Your objective |
Pick each line that has "html" out of the records.

The data |

┄┄┄┄┄┄┄┄┄┄┄┄┄┄┄┄┄┄┄┄

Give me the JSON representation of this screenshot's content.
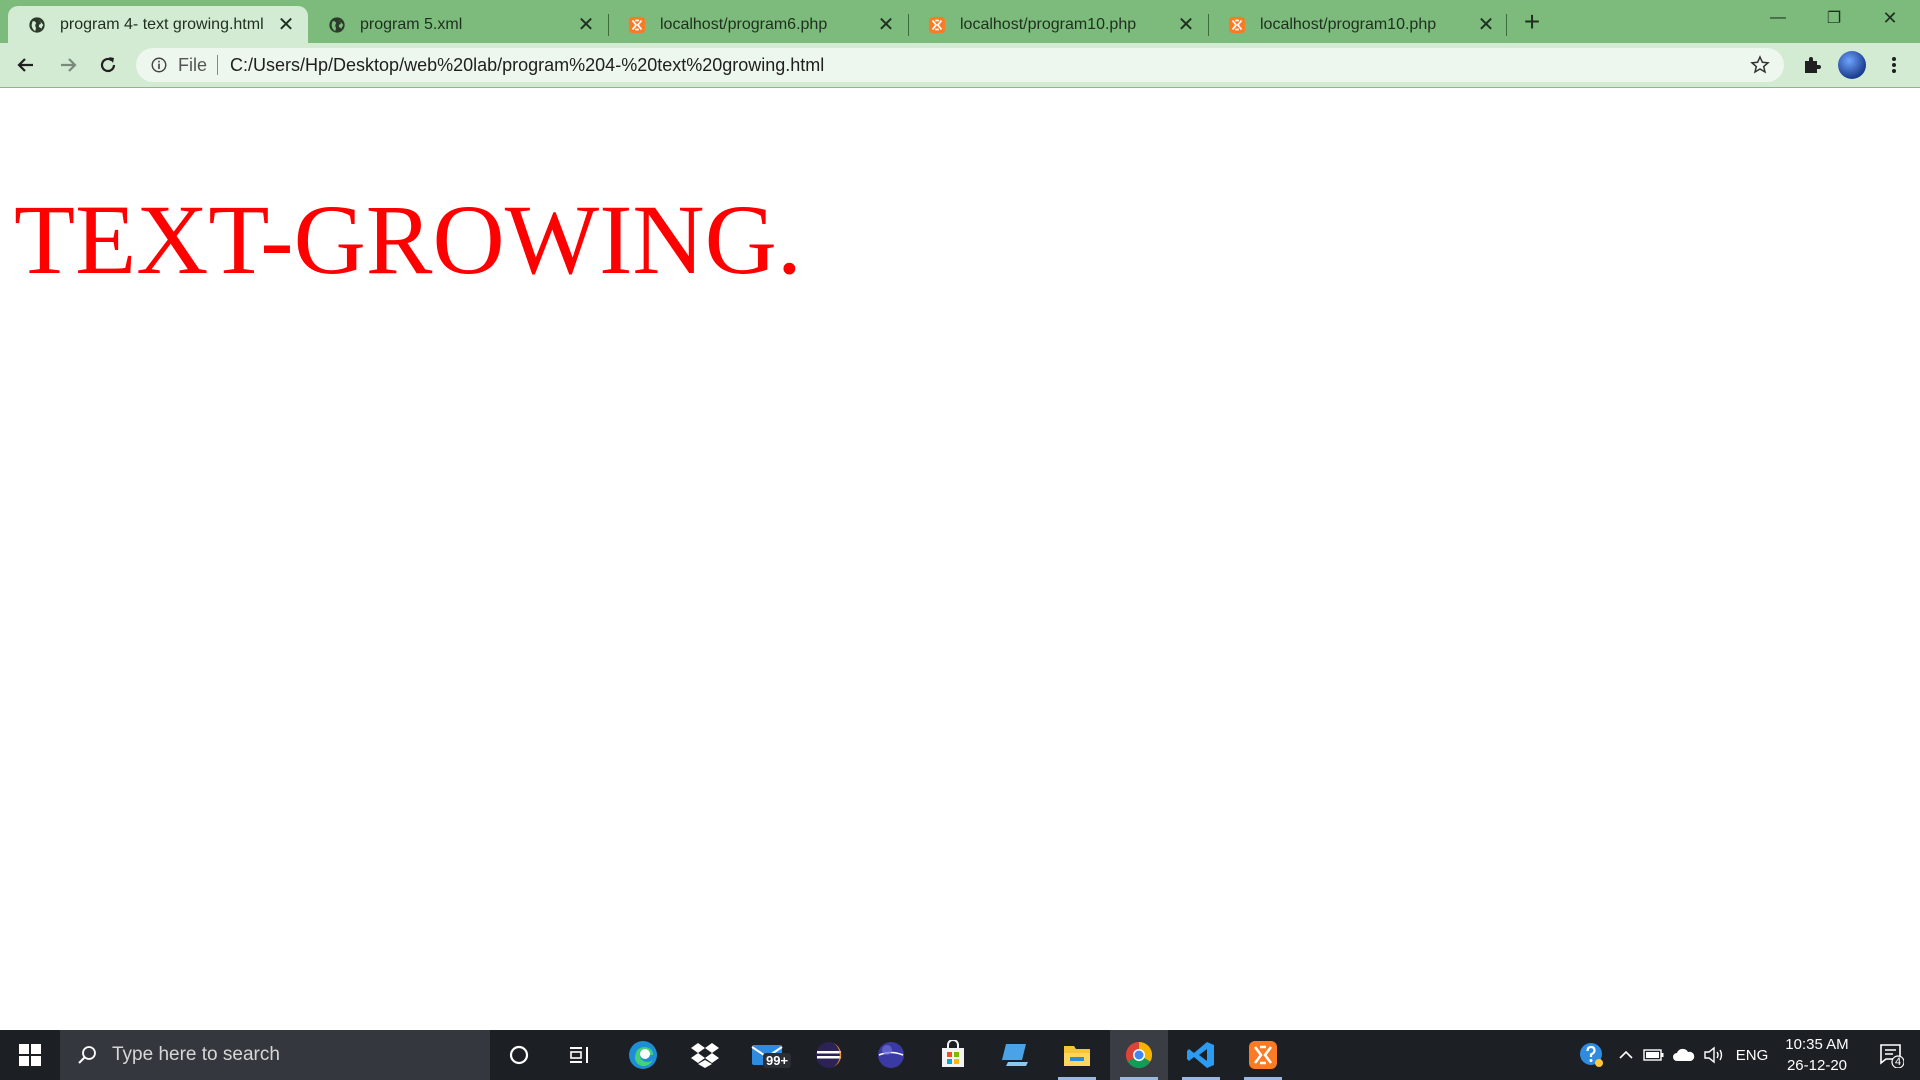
{
  "browser": {
    "tabs": [
      {
        "title": "program 4- text growing.html",
        "favicon": "globe-icon",
        "active": true
      },
      {
        "title": "program 5.xml",
        "favicon": "globe-icon",
        "active": false
      },
      {
        "title": "localhost/program6.php",
        "favicon": "xampp-icon",
        "active": false
      },
      {
        "title": "localhost/program10.php",
        "favicon": "xampp-icon",
        "active": false
      },
      {
        "title": "localhost/program10.php",
        "favicon": "xampp-icon",
        "active": false
      }
    ],
    "close_glyph": "✕",
    "new_tab_glyph": "+",
    "window_controls": {
      "minimize": "—",
      "restore": "❐",
      "close": "✕"
    },
    "address": {
      "scheme_label": "File",
      "url": "C:/Users/Hp/Desktop/web%20lab/program%204-%20text%20growing.html"
    },
    "colors": {
      "frame": "#7dbb7d",
      "toolbar": "#d3ead3"
    }
  },
  "page": {
    "text": "TEXT-GROWING.",
    "text_color": "#ff0000"
  },
  "taskbar": {
    "search_placeholder": "Type here to search",
    "mail_badge": "99+",
    "language": "ENG",
    "time": "10:35 AM",
    "date": "26-12-20",
    "notification_count": "4",
    "apps": [
      "cortana-icon",
      "task-view-icon",
      "edge-icon",
      "dropbox-icon",
      "mail-icon",
      "eclipse-icon",
      "eclipse-ide-icon",
      "store-icon",
      "remote-desktop-icon",
      "file-explorer-icon",
      "chrome-icon",
      "vscode-icon",
      "xampp-icon"
    ]
  }
}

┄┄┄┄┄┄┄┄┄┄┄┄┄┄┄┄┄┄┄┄

Written response |
        "title": "program 4- text growing.html",
      "url": "C:/Users/Hp/Desktop/web%20lab/program%204-%20text%20growing.html"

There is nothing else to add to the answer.